A partial recovery was made possible by the work the company had been doing since 1952 on vacuum research. This interest, originally related to handling fabrications for the shipbuilding industry, had become the project of a subsidiary of Pickerings, Vacuum Industrial Applications Ltd . In 1959 , Mr D E Martin, formerly of G E C Ltd , was appointed managing director of this subsidiary company which specialised in making vacuum furnaces, degassing equipment, equipment for coating various substances with metal under vacuum, and scientific instruments. Meantime, with K L Wright, originally from North British Electric Welding, as managing director of Pickerings, attempts were made to diversify the heavy engineering side of the business, notably in the development of universal cranes.
Sometime around 1966 the company merged to form Norbrit-Pickering Ltd in Wishaw, North Lanarkshire, which was dissolved in 1987.
This material is arranged into series, which consist of numbers of items related by function and/or format. Within series, the items are generally arranged chronologically
Gift : Lithgows Ltd : c.1972
Other Finding Aids
Digital file level list available in searchroom.
Manual file level list available at the National Registers of Archives in Edinburgh (NRA(S)1634) and London (NRA13688)
Alternative Form Available
Microfilms of some of the drawings in this collection are held by the Historical Model Railway Society
Conditions Governing Use
Applications for permission to quote should be sent to the University Archivist
Reproduction subject to usual conditions: educational use & condition of documents

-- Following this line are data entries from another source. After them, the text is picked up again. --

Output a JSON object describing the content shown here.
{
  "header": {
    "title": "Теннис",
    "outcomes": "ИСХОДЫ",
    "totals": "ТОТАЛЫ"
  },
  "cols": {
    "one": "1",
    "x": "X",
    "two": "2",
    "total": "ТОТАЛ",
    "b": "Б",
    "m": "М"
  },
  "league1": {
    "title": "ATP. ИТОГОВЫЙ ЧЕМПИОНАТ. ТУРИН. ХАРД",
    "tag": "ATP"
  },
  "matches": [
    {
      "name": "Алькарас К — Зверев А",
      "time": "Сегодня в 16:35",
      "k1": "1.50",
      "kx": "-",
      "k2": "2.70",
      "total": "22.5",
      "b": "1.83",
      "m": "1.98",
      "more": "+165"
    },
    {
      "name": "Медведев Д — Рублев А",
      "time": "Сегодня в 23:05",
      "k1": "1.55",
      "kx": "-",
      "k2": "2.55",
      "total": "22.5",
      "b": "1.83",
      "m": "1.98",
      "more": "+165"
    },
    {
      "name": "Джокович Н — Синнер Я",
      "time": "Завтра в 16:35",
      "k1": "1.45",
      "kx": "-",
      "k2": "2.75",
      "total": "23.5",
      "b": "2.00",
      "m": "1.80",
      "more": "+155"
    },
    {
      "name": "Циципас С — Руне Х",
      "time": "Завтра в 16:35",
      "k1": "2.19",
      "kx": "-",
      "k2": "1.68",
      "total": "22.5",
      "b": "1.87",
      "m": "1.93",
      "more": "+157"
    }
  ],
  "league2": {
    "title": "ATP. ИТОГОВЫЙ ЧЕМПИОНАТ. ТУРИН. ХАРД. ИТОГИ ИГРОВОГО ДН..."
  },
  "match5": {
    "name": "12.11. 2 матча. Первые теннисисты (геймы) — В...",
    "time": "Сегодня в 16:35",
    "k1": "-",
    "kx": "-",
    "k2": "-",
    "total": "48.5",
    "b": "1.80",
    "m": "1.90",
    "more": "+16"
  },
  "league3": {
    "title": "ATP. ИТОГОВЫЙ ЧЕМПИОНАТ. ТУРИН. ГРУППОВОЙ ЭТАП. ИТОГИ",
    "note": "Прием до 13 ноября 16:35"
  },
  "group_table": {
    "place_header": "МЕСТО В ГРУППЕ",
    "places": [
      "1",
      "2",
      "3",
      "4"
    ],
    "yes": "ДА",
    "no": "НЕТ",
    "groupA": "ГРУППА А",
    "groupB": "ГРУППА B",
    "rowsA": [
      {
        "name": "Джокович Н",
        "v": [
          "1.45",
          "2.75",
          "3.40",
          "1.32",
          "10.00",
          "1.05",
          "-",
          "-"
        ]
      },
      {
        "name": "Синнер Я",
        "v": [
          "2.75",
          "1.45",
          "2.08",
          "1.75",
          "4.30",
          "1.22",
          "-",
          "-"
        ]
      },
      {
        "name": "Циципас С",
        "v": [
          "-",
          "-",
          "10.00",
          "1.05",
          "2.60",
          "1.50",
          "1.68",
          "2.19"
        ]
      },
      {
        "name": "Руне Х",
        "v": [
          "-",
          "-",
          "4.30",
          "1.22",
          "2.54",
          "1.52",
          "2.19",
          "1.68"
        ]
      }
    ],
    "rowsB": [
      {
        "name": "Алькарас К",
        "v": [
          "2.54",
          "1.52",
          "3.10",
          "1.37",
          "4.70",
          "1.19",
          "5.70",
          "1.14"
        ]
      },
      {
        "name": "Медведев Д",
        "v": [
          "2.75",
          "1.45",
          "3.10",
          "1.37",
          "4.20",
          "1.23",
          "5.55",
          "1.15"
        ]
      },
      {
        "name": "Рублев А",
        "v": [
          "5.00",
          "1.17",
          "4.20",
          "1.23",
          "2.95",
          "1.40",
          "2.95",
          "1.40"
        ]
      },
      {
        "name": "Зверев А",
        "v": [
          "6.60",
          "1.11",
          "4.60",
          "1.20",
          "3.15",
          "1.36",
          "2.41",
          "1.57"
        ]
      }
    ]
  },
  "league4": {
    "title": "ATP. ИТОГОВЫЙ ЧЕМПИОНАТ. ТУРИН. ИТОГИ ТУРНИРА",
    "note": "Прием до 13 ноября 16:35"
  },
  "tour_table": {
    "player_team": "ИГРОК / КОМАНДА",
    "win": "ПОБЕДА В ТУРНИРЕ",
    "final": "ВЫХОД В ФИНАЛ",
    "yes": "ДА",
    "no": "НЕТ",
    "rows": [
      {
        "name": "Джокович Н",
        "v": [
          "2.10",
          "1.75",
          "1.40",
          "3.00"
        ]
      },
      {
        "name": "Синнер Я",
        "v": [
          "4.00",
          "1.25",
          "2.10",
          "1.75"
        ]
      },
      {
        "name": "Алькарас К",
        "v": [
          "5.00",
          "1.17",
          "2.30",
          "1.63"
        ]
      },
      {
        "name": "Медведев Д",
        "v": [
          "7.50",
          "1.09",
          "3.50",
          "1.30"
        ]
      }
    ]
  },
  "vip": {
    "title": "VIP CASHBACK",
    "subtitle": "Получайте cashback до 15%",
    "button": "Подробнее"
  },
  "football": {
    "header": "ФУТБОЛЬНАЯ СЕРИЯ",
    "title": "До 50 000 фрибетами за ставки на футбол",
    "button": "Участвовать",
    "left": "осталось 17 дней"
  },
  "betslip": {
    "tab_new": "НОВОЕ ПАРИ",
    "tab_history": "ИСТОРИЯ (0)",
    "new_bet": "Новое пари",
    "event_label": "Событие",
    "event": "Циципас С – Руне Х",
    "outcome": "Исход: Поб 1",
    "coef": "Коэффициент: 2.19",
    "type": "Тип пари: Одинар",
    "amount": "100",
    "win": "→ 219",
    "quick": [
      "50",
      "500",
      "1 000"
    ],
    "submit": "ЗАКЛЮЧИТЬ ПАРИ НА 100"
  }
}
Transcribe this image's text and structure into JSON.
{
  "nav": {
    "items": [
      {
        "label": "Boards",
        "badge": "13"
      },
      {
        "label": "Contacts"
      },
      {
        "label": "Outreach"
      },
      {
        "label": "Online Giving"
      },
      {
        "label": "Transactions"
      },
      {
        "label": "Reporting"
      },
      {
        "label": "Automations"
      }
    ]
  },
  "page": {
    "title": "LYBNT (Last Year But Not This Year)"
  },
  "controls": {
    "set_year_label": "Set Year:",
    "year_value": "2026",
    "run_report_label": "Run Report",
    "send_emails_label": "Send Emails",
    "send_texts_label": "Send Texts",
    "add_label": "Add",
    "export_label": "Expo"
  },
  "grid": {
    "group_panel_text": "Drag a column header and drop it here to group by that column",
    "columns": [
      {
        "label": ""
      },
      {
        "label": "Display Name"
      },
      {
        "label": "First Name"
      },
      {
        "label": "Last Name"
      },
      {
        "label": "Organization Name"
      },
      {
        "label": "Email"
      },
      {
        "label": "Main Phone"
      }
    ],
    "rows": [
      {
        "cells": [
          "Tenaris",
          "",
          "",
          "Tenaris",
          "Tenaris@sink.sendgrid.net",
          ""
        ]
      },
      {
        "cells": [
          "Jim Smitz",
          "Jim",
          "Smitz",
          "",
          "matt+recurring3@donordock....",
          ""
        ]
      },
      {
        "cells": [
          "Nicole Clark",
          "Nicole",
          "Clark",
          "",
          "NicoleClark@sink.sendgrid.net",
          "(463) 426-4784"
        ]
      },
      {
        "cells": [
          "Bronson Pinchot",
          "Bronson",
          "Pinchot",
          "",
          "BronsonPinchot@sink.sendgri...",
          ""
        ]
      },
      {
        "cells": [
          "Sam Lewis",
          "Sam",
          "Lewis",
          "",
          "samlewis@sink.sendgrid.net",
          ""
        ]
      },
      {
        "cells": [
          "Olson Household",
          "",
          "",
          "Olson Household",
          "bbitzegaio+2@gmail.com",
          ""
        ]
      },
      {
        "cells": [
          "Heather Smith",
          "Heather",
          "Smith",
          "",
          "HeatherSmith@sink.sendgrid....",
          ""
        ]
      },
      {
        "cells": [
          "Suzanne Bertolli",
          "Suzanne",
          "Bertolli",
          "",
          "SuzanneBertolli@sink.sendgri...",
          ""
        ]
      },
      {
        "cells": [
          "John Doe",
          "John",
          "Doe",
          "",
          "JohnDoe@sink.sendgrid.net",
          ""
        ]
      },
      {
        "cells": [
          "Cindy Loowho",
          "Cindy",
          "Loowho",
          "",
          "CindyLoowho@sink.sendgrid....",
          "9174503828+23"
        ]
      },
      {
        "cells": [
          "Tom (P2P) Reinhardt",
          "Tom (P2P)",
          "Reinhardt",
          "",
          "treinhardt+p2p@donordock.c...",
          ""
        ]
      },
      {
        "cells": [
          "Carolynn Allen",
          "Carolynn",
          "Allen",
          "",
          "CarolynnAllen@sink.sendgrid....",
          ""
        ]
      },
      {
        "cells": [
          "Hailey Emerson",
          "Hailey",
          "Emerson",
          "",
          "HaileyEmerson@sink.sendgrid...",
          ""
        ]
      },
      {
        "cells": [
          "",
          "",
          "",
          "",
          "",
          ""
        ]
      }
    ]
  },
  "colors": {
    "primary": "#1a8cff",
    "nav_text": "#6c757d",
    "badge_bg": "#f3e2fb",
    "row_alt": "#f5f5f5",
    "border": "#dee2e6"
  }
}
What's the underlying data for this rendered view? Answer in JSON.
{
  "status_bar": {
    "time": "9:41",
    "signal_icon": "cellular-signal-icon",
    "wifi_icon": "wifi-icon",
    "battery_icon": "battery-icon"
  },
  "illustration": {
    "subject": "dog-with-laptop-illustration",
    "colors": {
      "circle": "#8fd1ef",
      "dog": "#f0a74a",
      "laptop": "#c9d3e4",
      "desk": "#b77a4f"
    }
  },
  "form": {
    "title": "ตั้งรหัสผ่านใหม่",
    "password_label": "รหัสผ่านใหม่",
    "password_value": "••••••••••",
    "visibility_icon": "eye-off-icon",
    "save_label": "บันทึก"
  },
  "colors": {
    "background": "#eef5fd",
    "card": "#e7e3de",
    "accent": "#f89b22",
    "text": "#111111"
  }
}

This material has been appraised in line with normal procedures
Acquired directly from owners, Lithgows Ltd, c1972
No known publications using this material